If the power detectors each have an output voltage in proportion to the input RF power, the displaying apparatus as shown in FIG. 1b can be used to display a point whose distance from the origin is | a1 a2 | at an angle φ, the phase angle between a1 and a2. Power meters 17 and 29 are connected to potentiometer 37 which is used for adjustment. Potentiometer 37 connects to the minus input terminal of differential amplifier 39 which has the positive terminal connected to power detector 35. Potentiometer 37 is also connected to the negative input terminal of differential amplifier 41 which has the positive input terminal connected to power meter 33. Amplifier 39 drives the Y axis and amplifier 41 drives the X axis of oscilloscope 43.

A correlator or vector detector which are examples of past vector voltmeters can be converted to an equivalent of the six-port vector voltmeter by adding two power dividers. This variation, a second embodiment of the invention, is shown in FIG. 2a and is an eight-port vector voltmeter. Signal a1 is applied at port 53 of vector voltmeter 51 and divided by power divider 55 which is connected to power detector 57 that measures | a1 | 2/2 . The output of power divider 55 is fed to power divider 59 which divides the signal and sends it to the two hybrid quadrature circuits 61 and 63. Signal a2 is applied at point 65 to divider 67 which divides the signal and sends it to hybrid quadrature circuit 69 and power meter 71 which measures | a2 | 2/2 . Hybrid quadrature circuit 69 feeds one of its output signals to hybrid quadrature circuit 63 which is also fed by power divider 59. Hybrid quadrature circuit 63 has two outputs, one connected to power meter 73 that measures |a1 + a2 |2/8 and the other to power detector 75 that measures | a1 - a2 | 2/8 . Hybrid quadrature circuit 61 is fed by hybrid quadrature circuit 69 and power divider 59 and has two outputs. One is fed to power detector 77 that measures | a1 - ja2 |2/8 and the other output is fed to power meter 79 that measures | a1 + ja2 | 2/8 . Hybrid quadrature circuits 61 and 63 can be replaced with 180 hybrids to obtain the same said six outputs in terms of the two input signals a1 and a2.

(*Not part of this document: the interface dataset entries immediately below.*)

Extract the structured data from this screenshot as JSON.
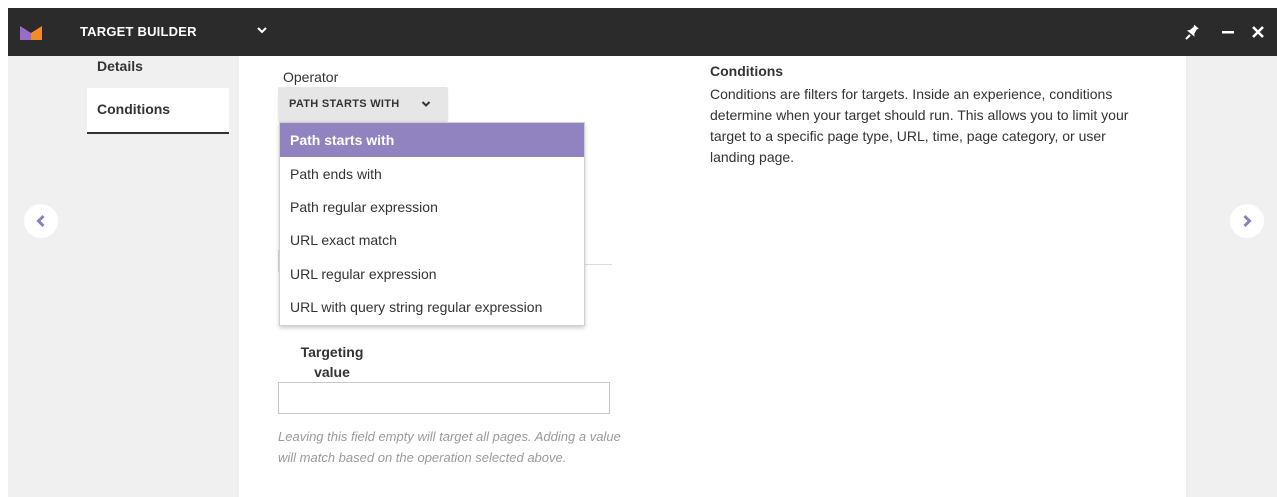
{
  "titlebar": {
    "app_title": "TARGET BUILDER",
    "logo_colors": [
      "#9b6bcc",
      "#f28c28"
    ]
  },
  "icons": {
    "title_dropdown": "chevron-down-icon",
    "pin": "pin-icon",
    "minimize": "minimize-icon",
    "close": "close-icon",
    "prev": "chevron-left-icon",
    "next": "chevron-right-icon"
  },
  "sidebar": {
    "items": [
      {
        "label": "Details",
        "active": false
      },
      {
        "label": "Conditions",
        "active": true
      }
    ]
  },
  "operator": {
    "label": "Operator",
    "selected_display": "PATH STARTS WITH",
    "options": [
      {
        "label": "Path starts with",
        "selected": true
      },
      {
        "label": "Path ends with",
        "selected": false
      },
      {
        "label": "Path regular expression",
        "selected": false
      },
      {
        "label": "URL exact match",
        "selected": false
      },
      {
        "label": "URL regular expression",
        "selected": false
      },
      {
        "label": "URL with query string regular expression",
        "selected": false
      }
    ]
  },
  "targeting_value": {
    "label_line1": "Targeting",
    "label_line2": "value",
    "value": "",
    "hint": "Leaving this field empty will target all pages. Adding a value will match based on the operation selected above."
  },
  "info": {
    "title": "Conditions",
    "body": "Conditions are filters for targets. Inside an experience, conditions determine when your target should run. This allows you to limit your target to a specific page type, URL, time, page category, or user landing page."
  },
  "colors": {
    "titlebar_bg": "#2b2b2b",
    "accent": "#9083bf",
    "nav_arrow": "#8a7fbf"
  }
}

FIG. 2b shows the display used with vector voltmeter 51 of FIG. 2a. Power detectors 73 and 75 are connected to differential amplifier 81 while power detectors 77 and 79 are connected to differential amplifier 83. Oscilloscope 85 is connected to amplifier 81 which drives the X axis and amplifier 83 which drives the Y axis.

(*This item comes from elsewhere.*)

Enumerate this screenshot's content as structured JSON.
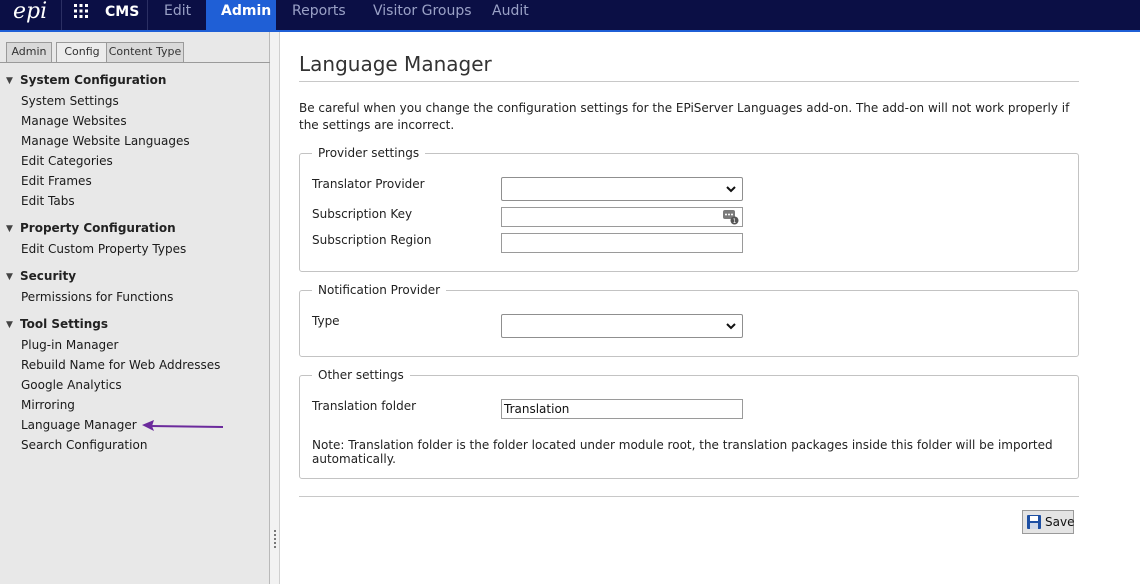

Discarding outputs from power meters 75 and 79, a six-port device is realized with essentially the same four outputs as in FIG. 1a. For the eight-port device in FIG. 2a, any combination of power meters 57 or 71 plus meters 73 or 75, plus meters 77 or 79, plus any detector that has not yet been used, make up a set of four linearly independent outputs for which equations (7) through (10) do apply, having constants which are well behaved.

Either the six-port vector voltmeter in FIGS. 1a and 1b or the eight-port vector voltmeter in FIGS. 2a and FIG. 2b can be used to display the approximate phase angle on an oscilloscope as well as to accurately calculate the phase, amplitudes, and ratio of the two input signals.

Patent Citations
Cited PatentFiling datePublication dateApplicantTitle
US3083336 *Jul 12, 1960Mar 26, 1963Ryan Aeronautical CoDirect reading, 360 degree phase meter
Referenced by
Citing PatentFiling datePublication dateApplicantTitle
US5498969 *Jul 5, 1994Mar 12, 1996France Telecom Etablissement Autonome De Droit PublicDevice for the vector measurement of ultra-high frequency signals of the same angular frequency of the six port junction type
US7688061 *Nov 20, 2007Mar 30, 2010Itron, Inc.Apparatus for electronically measuring electrical energy
US7999532Nov 12, 2009Aug 16, 2011Itron, Inc.Apparatus for electronically measuring or distributing electrical energy
EP0633477A1Jul 7, 1994Jan 11, 1995France TelecomVector measuring appliance for hyper frequency signals of the same pulsation, of the six-port type
Classifications
U.S. Classification324/76.77, 324/140.00R, 324/114
International ClassificationG01R25/00, G01R13/20
Cooperative ClassificationG01R25/00, G01R13/208
European ClassificationG01R25/00, G01R13/20E